“Most government agencies don’t anticipate issues, they’re more reactive. I suspect (H.R. 4350) is a reaction to something they already know about,” he says. “They’re probably aware of military individuals who’ve had health problems after being exposed to a UAP. Have they measured electromagnetic emissions from a UAP, maybe in the microwave range, or gamma radiation? What do they know?”

Better yet, what do our rivals know?

“There’s a separate section in there about looking at links to foreign adversaries,” Powell says. “But if you thought UAP were Russian or Chinese, why wouldn’t you say ‘an update on any effort underway on our ability to capture and exploit discovered Russian or Chinese unidentified aerial phenomena’? It just doesn’t seem right to me. To me, that plank is in there because your concern is that Russia or China might capture one of these UAPs and figure something out that we didn’t.”

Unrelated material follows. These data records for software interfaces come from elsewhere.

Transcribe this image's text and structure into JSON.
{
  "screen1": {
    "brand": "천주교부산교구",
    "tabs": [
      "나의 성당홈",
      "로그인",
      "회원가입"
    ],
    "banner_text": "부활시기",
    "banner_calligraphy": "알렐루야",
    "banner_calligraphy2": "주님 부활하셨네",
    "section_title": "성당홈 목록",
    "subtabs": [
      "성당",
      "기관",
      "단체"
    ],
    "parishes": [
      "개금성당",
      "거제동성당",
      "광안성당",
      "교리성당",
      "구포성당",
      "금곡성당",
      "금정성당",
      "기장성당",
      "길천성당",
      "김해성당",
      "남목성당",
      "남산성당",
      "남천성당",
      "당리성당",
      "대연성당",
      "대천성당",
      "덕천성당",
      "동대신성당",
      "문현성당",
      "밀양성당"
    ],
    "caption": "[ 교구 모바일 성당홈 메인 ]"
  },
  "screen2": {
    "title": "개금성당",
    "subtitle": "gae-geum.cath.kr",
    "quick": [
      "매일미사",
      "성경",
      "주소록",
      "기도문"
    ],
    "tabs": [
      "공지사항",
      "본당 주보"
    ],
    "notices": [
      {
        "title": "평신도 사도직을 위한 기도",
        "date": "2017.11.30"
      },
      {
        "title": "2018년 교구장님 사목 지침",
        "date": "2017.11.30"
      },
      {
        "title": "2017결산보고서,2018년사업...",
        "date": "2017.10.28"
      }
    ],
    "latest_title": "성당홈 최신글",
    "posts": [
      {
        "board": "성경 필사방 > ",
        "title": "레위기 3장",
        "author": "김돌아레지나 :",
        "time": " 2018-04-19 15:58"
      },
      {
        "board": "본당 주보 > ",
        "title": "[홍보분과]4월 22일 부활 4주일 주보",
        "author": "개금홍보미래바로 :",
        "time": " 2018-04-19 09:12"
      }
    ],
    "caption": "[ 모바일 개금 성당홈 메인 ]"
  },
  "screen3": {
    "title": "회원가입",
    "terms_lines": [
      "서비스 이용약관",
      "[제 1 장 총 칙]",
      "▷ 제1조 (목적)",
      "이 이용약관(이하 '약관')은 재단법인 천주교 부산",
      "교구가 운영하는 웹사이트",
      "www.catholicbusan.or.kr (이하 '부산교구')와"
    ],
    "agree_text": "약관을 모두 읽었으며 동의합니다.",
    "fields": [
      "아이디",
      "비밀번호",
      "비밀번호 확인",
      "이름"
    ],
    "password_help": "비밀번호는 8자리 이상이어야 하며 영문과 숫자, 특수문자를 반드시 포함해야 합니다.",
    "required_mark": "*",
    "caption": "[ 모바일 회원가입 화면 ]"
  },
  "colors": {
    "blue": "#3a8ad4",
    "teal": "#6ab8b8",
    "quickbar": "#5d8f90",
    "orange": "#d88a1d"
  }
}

Is that happening? Has it already happened? There’s a chance we may never find out, even if Congress authorizes a continuing UFO/UAP investigation. The House bill makes no mention of disclosing results to taxpayers; the Senate version states only that quarterly updates to Congress “shall be submitted in classified form.”

And what of the scope of this research?

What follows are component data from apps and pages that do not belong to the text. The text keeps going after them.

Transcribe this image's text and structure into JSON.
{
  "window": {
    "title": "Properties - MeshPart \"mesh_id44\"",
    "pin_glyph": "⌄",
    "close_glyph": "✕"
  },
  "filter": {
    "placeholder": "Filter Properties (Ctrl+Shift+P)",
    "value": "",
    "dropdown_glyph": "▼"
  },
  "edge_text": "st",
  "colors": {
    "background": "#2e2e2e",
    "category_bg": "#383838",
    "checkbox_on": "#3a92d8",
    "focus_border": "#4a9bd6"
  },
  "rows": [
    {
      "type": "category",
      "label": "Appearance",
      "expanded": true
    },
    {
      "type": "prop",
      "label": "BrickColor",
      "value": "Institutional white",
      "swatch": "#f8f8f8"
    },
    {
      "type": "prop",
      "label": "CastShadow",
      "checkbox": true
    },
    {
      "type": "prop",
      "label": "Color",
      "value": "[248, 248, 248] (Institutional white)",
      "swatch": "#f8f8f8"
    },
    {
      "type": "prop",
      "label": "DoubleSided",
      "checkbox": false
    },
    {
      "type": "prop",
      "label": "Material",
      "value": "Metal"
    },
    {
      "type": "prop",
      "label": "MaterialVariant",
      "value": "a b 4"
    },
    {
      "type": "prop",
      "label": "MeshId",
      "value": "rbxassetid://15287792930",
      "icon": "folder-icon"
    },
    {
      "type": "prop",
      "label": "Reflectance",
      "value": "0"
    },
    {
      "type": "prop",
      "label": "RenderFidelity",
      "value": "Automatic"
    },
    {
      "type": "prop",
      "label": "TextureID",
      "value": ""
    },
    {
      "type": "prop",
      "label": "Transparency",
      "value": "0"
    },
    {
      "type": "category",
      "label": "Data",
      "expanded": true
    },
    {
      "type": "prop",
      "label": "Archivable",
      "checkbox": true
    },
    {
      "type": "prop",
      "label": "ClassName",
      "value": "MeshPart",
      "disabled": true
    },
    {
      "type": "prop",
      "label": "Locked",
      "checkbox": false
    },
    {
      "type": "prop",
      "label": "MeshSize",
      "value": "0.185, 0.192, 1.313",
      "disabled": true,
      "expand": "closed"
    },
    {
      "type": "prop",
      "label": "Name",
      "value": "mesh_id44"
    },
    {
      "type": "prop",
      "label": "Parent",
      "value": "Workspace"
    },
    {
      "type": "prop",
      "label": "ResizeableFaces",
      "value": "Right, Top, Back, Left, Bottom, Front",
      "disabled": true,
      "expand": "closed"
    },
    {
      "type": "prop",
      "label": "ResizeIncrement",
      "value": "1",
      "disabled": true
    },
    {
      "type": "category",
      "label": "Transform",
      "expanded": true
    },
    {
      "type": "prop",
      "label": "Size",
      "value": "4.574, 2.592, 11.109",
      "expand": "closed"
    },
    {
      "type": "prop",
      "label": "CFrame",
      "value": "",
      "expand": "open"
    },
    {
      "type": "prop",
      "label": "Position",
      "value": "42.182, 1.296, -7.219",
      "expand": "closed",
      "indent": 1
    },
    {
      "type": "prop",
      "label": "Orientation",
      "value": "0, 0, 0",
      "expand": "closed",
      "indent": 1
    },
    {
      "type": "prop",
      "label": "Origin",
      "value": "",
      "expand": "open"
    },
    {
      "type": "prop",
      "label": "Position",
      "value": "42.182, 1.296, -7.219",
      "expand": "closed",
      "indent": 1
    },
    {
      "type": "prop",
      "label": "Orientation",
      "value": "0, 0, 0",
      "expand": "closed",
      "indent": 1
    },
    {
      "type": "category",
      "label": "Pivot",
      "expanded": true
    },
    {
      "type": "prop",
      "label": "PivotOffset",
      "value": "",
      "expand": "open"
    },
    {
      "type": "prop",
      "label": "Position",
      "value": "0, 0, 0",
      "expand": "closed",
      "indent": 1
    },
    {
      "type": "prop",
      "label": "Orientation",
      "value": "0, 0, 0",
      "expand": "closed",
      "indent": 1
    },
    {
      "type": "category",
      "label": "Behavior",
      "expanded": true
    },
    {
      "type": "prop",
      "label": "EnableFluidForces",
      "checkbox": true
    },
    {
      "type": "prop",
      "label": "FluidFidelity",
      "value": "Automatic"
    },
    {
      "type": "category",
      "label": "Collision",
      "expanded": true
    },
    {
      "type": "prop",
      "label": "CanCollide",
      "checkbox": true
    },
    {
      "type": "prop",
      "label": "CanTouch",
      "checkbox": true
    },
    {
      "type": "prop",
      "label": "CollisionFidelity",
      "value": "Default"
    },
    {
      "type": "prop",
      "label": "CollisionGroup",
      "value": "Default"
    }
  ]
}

In June, in compliance with last year’s congressional mandate on the UAPTF, the DNI released a skimpy nine-page summary of UFO activity – all but one of the 144 studied incidents designated unexplained – logged by federal assets from November 2004 to March this year. A few months back, sensing a shift in the weather, noted Harvard astronomer and Extraterrestrial: The First Sign of Intelligent Life Beyond Earth author Avi Loeb joined the growing crowd. He founded the Galileo Project in hopes of developing ground-based cameras capable of acquiring detailed images of anomalous objects in near and deep space. According to the GP website, however, its research comes with a significant qualifier:

“The Galileo Project will not engage in retroactive attempts to analyze existing images or radar data, or speculate on prior UAP, observations or anecdotal reports, as these are not conducive to cross-validated, evidence-based scientific explanations.”

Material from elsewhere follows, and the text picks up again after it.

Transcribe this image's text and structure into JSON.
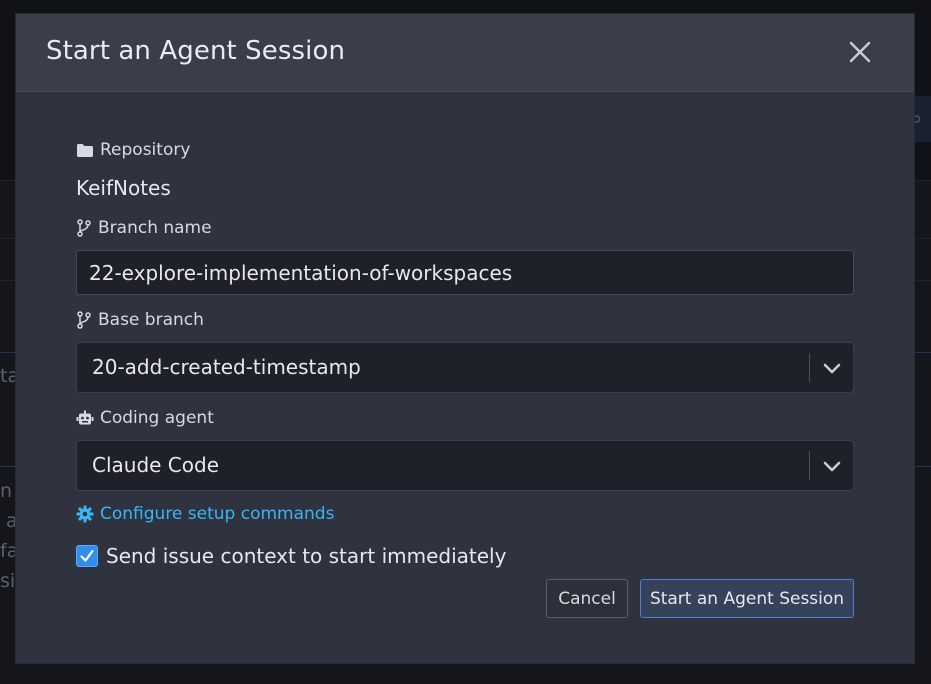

Pretending nothing happened before the 21st century, says Powell, does a disservice to science.

“Project Galileo is refusing to look backwards in time because they want to totally segregate themselves from the UFO community, and I can understand the ‘why’ behind that,” he says. “But you can’t ignore history. History tells you a lot about the characteristics of these objects, what to look for, patterns, how to configure your equipment.

“In my view, based on history, if the military is left to its own means, we will never see any of the data that is captured. I doubt that even Congress will necessarily see it all. I’m confident what they reported to Congress was not everything they had – it’s probably just a small fraction. Because even though we’re getting something that’s congressionally initiated, the military is going to keep the cards close to its vest, and we’ll only hear something if they want us to.”

Powell says the solution is civilian science, sharing open-source data, at home and abroad. He says SCU is collaborating with a handful of American nonprofits, the French Sigma 2 research group, and is reaching out to South American civilian research groups whose governments are far less secretive.

“On the possibility that we are truly dealing with first contact, it shouldn’t be driven by the nation state, but all of humanity, representatives of this planet,” he says. “We all have a right to this information, and we should be prepared. This should be something more than militaries and nation states of the world fighting over who gets to control it.”

The sticker price on a single F-18 Super Hornet is $67.4 million. Wonder how much money Congress will allot for an investigation into the mystery that made Boeing’s war machinery look obsolete?